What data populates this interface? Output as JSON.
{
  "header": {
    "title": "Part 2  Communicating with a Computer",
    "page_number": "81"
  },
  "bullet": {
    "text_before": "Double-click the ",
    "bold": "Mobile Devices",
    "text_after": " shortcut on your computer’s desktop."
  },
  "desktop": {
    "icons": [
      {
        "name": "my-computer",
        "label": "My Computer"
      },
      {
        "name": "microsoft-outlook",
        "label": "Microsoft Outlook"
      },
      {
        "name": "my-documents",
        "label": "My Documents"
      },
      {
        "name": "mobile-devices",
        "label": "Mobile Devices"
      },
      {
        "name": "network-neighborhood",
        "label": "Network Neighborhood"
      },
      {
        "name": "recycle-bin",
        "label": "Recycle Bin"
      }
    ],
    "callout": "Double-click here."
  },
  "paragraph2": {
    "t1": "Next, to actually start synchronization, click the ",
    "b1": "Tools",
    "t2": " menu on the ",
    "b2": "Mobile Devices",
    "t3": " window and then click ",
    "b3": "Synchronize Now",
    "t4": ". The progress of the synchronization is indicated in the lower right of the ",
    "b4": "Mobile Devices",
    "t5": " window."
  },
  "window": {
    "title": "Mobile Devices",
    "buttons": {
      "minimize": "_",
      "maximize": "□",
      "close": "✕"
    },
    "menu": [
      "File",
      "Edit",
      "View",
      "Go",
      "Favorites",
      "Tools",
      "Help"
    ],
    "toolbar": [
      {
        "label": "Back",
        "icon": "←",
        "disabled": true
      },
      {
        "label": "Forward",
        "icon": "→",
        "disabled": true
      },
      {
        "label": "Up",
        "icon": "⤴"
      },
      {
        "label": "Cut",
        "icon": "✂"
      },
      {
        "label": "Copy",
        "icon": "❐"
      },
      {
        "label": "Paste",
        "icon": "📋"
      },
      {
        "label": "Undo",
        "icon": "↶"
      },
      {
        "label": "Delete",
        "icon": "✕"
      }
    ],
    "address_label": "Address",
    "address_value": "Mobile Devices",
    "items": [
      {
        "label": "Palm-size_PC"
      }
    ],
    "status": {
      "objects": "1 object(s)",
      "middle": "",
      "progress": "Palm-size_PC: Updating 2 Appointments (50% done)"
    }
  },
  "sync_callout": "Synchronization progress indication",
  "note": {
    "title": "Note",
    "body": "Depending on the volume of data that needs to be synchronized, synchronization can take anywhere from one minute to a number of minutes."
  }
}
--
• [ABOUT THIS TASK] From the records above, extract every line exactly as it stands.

• [TASK RESULT]
What data populates this interface? Output as JSON.
{
  "header": {
    "title": "Part 2  Communicating with a Computer",
    "page_number": "81"
  },
  "bullet": {
    "text_before": "Double-click the ",
    "bold": "Mobile Devices",
    "text_after": " shortcut on your computer’s desktop."
  },
  "desktop": {
    "icons": [
      {
        "name": "my-computer",
        "label": "My Computer"
      },
      {
        "name": "microsoft-outlook",
        "label": "Microsoft Outlook"
      },
      {
        "name": "my-documents",
        "label": "My Documents"
      },
      {
        "name": "mobile-devices",
        "label": "Mobile Devices"
      },
      {
        "name": "network-neighborhood",
        "label": "Network Neighborhood"
      },
      {
        "name": "recycle-bin",
        "label": "Recycle Bin"
      }
    ],
    "callout": "Double-click here."
  },
  "paragraph2": {
    "t1": "Next, to actually start synchronization, click the ",
    "b1": "Tools",
    "t2": " menu on the ",
    "b2": "Mobile Devices",
    "t3": " window and then click ",
    "b3": "Synchronize Now",
    "t4": ". The progress of the synchronization is indicated in the lower right of the ",
    "b4": "Mobile Devices",
    "t5": " window."
  },
  "window": {
    "title": "Mobile Devices",
    "buttons": {
      "minimize": "_",
      "maximize": "□",
      "close": "✕"
    },
    "menu": [
      "File",
      "Edit",
      "View",
      "Go",
      "Favorites",
      "Tools",
      "Help"
    ],
    "toolbar": [
      {
        "label": "Back",
        "icon": "←",
        "disabled": true
      },
      {
        "label": "Forward",
        "icon": "→",
        "disabled": true
      },
      {
        "label": "Up",
        "icon": "⤴"
      },
      {
        "label": "Cut",
        "icon": "✂"
      },
      {
        "label": "Copy",
        "icon": "❐"
      },
      {
        "label": "Paste",
        "icon": "📋"
      },
      {
        "label": "Undo",
        "icon": "↶"
      },
      {
        "label": "Delete",
        "icon": "✕"
      }
    ],
    "address_label": "Address",
    "address_value": "Mobile Devices",
    "items": [
      {
        "label": "Palm-size_PC"
      }
    ],
    "status": {
      "objects": "1 object(s)",
      "middle": "",
      "progress": "Palm-size_PC: Updating 2 Appointments (50% done)"
    }
  },
  "sync_callout": "Synchronization progress indication",
  "note": {
    "title": "Note",
    "body": "Depending on the volume of data that needs to be synchronized, synchronization can take anywhere from one minute to a number of minutes."
  }
}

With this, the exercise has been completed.